Last year at this time, I was tied to my bed for two weeks, fighting an inner darkness that appeared in the form of life-gripping anxiety—the kind that leaves your body weak and your skin crawling and food tasteless in your mouth.
I’d be wrong if I didn’t admit to giving into hopelessness at some point. Two weeks can feel like a long time, especially when you don’t know how long the anxiety will last. I questioned how long God would let me stay paralyzed, how long it would take for him to rescue me. Faith felt like a risky thing, but I put it into my mind that I had been through this a few times before and had gotten out of it, as the saying goes, “This too shall pass.”
These paralytic episodes sprouted from what had happened four years ago, and every year since then, it’s like it’s happening again. Even though I’m not in it anymore, my body remembers, still angry at the harm that had been done to it, lashing out through self-sabotage. The first time it happens, you think you are dying. Then it happens a second and third time, and it still feels like you’re dying but also becomes sickly normal.
During the week leading up to Easter Sunday, or what Christians call “Holy Week,” I started having flashbacks of the day I had climbed over the railing of my ex-boyfriend’s balcony, looking over my shoulder to the ground below, calculating if the fall would be high enough. It’s a memory I’ve tucked far away. The desperate girl I became that day—the one who looked death in the face and found it appealing—still really scares me, mostly because I am afraid she will someday come back.
The flashbacks came out of nowhere.
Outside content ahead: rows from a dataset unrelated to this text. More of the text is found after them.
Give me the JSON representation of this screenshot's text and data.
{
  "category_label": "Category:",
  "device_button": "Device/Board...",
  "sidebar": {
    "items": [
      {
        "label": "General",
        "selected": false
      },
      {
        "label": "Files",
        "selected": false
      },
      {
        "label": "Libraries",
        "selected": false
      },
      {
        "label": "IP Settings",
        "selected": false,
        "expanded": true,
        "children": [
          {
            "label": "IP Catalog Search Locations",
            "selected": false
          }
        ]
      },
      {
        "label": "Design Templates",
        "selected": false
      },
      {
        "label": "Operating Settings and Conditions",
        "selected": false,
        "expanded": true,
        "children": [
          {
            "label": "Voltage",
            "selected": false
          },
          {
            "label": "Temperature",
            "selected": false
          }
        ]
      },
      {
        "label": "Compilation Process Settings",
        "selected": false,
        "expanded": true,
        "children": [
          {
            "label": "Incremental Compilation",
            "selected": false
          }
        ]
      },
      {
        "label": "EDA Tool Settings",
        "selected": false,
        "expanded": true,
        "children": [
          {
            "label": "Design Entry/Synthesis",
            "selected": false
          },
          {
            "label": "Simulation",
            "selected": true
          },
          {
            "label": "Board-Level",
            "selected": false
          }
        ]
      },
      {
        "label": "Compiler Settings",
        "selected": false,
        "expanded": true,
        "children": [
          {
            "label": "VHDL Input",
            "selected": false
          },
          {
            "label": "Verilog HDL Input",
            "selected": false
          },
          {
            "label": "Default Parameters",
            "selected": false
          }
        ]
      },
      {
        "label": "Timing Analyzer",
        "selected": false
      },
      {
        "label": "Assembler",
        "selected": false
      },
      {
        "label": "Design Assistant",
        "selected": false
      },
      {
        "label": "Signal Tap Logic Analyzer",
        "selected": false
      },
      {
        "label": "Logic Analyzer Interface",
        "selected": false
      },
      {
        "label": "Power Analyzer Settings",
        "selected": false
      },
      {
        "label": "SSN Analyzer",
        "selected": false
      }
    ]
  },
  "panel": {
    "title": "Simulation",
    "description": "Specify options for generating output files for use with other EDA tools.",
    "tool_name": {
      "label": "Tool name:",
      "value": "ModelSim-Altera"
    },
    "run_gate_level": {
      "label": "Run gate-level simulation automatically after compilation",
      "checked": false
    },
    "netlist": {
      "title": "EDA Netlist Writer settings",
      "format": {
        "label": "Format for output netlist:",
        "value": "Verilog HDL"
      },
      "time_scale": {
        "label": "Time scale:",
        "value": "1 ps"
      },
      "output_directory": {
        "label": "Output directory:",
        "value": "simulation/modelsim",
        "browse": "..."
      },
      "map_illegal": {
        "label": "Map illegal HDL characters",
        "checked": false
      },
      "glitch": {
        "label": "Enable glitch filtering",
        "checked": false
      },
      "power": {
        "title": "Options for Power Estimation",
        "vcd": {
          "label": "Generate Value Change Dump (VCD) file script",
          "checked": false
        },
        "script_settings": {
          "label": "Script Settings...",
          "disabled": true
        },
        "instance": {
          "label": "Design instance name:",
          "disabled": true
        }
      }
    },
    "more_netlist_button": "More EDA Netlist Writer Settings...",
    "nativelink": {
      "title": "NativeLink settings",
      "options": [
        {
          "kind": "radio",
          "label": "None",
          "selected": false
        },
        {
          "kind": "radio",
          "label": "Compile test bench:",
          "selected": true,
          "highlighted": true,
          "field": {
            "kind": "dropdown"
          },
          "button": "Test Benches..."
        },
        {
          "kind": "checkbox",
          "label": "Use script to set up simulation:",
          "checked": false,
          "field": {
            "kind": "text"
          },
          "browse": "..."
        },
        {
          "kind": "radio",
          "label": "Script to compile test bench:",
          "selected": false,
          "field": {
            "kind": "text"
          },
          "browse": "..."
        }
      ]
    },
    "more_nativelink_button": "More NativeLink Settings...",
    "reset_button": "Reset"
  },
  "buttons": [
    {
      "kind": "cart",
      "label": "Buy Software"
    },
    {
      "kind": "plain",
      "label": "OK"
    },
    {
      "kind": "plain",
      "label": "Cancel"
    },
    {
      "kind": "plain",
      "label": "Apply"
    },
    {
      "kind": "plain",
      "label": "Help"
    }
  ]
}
It was April, nowhere near October, and my first response was to be angry, maybe even shameful, that four years later, I was still having to deal with the effects of what had happened then.
My second judgment pushed me toward a kinder alternative: I’m learning these jarring moments aren’t shaming sessions God is punishing me with. They are so much sweeter. They are “kairos” moments, invitations to pause and enter into revelation. It was because the flashbacks were so out of place that they felt intentional, so I leaned in.
As the week progressed, I had several more flashbacks of the same image, except the lens had changed, like I suddenly had an ability to see a part of the picture I couldn’t see before. I saw myself clinging to the railing of the balcony, crying out in the hopes that someone would help me, and I could now also see God’s hands. Great, giant hands circling around me, creating an airspace where nothing would harm me, not even myself.
As much as I am ready to move on from that day on the balcony, God is still bringing me back to it, telling me there is more he wants to heal in me. I want to believe that the work God and I have done this year hasn’t just been emotional or spiritual but physical, too. I came into September and October bracing for the attack on my body I thought for sure would come. We’re halfway through October, and I am still standing. There have been minimal moments of anxiety and depression and no suicidal thoughts. Maybe one of these Octobers, it will only be a memory.
Photo credit: Pexel